- Data in this exercise
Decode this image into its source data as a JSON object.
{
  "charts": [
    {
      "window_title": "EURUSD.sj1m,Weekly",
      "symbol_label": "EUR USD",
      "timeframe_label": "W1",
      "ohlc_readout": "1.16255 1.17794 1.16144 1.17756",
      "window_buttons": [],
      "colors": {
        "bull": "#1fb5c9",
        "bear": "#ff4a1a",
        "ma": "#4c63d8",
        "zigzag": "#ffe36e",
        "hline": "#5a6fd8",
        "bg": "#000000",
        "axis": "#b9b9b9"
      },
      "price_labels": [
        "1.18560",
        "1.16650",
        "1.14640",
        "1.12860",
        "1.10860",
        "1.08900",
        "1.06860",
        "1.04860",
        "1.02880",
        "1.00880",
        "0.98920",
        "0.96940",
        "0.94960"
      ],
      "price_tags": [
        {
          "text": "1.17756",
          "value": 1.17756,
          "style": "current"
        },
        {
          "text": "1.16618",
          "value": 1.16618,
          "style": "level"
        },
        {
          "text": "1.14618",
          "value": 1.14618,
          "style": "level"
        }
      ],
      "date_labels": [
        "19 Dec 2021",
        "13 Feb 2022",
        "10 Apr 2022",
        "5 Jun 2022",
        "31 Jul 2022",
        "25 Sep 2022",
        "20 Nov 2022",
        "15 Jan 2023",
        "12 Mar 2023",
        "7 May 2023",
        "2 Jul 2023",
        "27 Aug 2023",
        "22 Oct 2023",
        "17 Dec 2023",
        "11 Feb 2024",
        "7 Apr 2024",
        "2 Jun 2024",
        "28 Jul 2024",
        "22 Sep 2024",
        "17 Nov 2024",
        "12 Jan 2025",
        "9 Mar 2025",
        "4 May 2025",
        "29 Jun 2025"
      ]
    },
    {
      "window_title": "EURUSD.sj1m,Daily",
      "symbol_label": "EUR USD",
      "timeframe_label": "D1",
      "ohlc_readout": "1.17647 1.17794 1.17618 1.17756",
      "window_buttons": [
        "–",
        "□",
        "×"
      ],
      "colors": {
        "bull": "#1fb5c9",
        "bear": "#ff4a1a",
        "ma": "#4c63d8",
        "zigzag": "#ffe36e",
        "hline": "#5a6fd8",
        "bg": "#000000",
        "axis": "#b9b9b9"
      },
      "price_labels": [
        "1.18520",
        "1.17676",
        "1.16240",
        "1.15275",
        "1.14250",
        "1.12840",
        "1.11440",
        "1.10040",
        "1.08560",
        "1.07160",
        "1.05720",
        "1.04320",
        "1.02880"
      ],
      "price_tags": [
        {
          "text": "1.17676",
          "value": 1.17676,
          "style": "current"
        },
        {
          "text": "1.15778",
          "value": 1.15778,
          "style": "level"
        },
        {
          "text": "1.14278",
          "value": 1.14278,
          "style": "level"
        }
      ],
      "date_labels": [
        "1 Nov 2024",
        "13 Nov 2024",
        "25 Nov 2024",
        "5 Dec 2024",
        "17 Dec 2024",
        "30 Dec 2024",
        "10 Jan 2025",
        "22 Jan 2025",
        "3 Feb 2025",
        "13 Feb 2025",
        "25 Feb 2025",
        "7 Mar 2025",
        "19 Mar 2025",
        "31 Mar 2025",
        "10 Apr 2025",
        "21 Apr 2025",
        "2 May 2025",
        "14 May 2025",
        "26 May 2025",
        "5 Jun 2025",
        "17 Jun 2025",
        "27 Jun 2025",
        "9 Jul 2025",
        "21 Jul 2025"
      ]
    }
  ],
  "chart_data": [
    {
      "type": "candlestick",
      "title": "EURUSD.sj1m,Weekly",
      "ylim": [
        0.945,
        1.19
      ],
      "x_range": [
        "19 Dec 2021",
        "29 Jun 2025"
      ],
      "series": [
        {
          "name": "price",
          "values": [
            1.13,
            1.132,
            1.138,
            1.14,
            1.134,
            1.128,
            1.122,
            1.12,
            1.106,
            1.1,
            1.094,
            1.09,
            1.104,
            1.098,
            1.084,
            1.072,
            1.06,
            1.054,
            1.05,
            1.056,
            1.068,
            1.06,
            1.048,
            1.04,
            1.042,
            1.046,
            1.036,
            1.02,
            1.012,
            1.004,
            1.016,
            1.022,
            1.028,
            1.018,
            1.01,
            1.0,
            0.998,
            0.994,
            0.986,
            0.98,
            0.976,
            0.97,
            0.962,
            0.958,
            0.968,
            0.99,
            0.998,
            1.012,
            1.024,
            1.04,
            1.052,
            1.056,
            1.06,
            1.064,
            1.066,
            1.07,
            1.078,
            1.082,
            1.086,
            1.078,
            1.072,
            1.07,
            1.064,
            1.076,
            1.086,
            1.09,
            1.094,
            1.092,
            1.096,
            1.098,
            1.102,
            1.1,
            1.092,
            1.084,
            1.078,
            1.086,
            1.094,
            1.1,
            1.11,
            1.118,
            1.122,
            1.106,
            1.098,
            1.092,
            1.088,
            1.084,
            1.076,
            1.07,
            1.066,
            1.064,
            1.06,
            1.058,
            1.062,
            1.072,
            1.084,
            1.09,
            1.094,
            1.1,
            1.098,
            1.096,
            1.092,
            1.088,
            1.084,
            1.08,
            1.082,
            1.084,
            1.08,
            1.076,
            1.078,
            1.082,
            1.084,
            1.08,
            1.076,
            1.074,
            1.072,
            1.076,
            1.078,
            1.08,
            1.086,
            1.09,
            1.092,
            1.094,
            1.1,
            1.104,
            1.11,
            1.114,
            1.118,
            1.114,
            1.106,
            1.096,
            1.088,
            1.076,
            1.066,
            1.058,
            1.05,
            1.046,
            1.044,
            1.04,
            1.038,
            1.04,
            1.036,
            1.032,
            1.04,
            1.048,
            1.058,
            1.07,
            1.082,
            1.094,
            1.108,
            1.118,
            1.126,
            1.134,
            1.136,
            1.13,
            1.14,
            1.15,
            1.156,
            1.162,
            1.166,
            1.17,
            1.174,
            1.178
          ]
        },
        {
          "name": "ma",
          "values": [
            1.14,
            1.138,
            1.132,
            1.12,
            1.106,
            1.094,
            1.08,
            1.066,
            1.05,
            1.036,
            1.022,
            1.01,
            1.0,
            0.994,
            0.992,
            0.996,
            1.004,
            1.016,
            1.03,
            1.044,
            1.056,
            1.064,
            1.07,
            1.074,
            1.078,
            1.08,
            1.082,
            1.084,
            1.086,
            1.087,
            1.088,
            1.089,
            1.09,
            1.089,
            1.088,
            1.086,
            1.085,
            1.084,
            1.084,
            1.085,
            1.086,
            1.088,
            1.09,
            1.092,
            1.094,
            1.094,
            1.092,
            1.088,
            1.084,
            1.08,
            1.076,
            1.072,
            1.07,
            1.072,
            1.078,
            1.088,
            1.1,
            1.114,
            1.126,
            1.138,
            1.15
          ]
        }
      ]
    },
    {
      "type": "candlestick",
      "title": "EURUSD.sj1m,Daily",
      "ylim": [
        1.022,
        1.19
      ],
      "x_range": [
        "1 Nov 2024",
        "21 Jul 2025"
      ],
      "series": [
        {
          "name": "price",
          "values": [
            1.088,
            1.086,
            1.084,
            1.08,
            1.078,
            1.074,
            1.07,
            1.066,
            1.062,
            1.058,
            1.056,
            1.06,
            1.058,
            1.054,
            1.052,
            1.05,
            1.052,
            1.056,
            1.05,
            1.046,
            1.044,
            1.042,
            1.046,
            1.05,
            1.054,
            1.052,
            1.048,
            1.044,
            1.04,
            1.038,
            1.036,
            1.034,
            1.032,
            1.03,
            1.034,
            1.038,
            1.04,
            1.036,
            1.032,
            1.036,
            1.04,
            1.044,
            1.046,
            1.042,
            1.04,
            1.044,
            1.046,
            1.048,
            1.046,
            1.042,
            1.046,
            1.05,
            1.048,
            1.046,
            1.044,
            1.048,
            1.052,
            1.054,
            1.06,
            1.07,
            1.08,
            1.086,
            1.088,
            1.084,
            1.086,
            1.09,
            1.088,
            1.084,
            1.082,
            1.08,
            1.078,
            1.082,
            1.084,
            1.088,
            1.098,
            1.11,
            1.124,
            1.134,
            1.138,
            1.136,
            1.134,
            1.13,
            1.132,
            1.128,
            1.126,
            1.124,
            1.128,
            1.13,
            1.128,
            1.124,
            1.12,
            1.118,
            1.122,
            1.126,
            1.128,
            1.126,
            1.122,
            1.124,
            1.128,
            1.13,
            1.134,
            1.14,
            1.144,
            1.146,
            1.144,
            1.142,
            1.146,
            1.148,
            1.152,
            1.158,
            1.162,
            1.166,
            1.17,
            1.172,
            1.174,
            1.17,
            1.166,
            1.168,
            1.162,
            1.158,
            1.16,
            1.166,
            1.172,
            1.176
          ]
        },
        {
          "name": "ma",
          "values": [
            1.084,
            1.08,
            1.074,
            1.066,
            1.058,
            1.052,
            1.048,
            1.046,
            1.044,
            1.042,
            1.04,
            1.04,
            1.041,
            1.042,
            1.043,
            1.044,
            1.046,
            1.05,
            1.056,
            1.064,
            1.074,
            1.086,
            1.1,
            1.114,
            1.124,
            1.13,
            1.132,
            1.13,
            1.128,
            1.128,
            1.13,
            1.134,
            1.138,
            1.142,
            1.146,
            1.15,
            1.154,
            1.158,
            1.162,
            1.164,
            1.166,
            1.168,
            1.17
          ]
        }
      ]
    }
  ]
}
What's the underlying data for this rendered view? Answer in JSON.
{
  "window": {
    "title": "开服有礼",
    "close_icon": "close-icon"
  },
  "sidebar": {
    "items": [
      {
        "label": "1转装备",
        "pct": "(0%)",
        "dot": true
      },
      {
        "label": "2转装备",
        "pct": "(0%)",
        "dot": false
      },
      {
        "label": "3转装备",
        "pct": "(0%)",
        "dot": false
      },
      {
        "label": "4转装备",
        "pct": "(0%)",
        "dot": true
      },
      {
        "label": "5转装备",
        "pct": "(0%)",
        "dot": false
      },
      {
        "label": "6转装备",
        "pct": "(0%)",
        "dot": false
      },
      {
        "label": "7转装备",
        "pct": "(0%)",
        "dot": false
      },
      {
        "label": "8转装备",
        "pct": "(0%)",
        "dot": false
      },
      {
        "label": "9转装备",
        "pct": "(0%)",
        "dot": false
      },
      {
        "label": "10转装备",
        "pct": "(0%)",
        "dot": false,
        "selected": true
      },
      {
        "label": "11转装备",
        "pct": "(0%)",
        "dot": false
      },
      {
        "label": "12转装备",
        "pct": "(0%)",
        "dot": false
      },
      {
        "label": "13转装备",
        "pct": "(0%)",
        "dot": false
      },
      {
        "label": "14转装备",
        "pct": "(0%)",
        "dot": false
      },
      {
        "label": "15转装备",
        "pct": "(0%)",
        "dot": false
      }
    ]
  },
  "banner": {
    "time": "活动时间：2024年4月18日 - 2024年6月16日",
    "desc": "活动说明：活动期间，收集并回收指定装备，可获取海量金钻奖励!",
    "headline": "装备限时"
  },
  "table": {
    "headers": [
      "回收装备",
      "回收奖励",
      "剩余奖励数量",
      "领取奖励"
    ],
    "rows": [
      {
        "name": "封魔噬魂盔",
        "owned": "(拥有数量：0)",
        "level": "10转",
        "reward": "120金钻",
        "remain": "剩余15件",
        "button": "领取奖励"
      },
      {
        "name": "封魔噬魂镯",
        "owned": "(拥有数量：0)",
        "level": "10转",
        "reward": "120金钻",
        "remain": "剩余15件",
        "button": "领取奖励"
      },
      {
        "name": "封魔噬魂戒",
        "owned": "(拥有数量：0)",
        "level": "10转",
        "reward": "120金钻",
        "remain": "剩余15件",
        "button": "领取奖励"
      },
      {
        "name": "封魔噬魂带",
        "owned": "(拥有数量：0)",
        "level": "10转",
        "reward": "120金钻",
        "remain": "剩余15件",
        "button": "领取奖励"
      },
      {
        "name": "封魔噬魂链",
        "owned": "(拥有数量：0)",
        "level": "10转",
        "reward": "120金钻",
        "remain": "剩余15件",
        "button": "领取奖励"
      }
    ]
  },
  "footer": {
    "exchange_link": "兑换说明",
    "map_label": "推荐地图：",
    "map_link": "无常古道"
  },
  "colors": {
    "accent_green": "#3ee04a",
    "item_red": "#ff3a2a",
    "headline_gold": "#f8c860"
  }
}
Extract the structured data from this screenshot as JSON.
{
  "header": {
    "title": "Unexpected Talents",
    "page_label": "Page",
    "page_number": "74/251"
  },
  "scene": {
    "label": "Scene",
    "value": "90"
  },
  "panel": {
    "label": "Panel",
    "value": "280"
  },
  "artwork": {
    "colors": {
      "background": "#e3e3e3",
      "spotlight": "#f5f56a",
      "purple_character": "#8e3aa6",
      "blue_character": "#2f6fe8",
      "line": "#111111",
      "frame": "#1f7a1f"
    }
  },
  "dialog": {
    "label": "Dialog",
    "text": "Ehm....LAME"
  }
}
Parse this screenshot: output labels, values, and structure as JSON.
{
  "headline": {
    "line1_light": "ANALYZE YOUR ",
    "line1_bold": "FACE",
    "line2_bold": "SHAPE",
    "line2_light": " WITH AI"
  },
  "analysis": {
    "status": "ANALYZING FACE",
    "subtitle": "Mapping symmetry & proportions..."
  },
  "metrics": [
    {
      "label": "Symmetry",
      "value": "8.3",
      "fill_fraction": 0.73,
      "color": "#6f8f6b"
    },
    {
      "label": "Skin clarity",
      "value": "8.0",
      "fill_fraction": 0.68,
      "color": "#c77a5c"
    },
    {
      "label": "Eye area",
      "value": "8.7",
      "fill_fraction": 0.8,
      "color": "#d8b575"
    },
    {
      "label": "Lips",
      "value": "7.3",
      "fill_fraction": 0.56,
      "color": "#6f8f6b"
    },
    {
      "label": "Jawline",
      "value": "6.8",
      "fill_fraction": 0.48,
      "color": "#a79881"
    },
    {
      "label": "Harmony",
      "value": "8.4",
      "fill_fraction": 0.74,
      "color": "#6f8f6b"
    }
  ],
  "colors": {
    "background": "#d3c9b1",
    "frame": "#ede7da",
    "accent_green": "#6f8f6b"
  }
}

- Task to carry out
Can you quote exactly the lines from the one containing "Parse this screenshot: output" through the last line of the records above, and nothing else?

- Result for this task
Parse this screenshot: output labels, values, and structure as JSON.
{
  "headline": {
    "line1_light": "ANALYZE YOUR ",
    "line1_bold": "FACE",
    "line2_bold": "SHAPE",
    "line2_light": " WITH AI"
  },
  "analysis": {
    "status": "ANALYZING FACE",
    "subtitle": "Mapping symmetry & proportions..."
  },
  "metrics": [
    {
      "label": "Symmetry",
      "value": "8.3",
      "fill_fraction": 0.73,
      "color": "#6f8f6b"
    },
    {
      "label": "Skin clarity",
      "value": "8.0",
      "fill_fraction": 0.68,
      "color": "#c77a5c"
    },
    {
      "label": "Eye area",
      "value": "8.7",
      "fill_fraction": 0.8,
      "color": "#d8b575"
    },
    {
      "label": "Lips",
      "value": "7.3",
      "fill_fraction": 0.56,
      "color": "#6f8f6b"
    },
    {
      "label": "Jawline",
      "value": "6.8",
      "fill_fraction": 0.48,
      "color": "#a79881"
    },
    {
      "label": "Harmony",
      "value": "8.4",
      "fill_fraction": 0.74,
      "color": "#6f8f6b"
    }
  ],
  "colors": {
    "background": "#d3c9b1",
    "frame": "#ede7da",
    "accent_green": "#6f8f6b"
  }
}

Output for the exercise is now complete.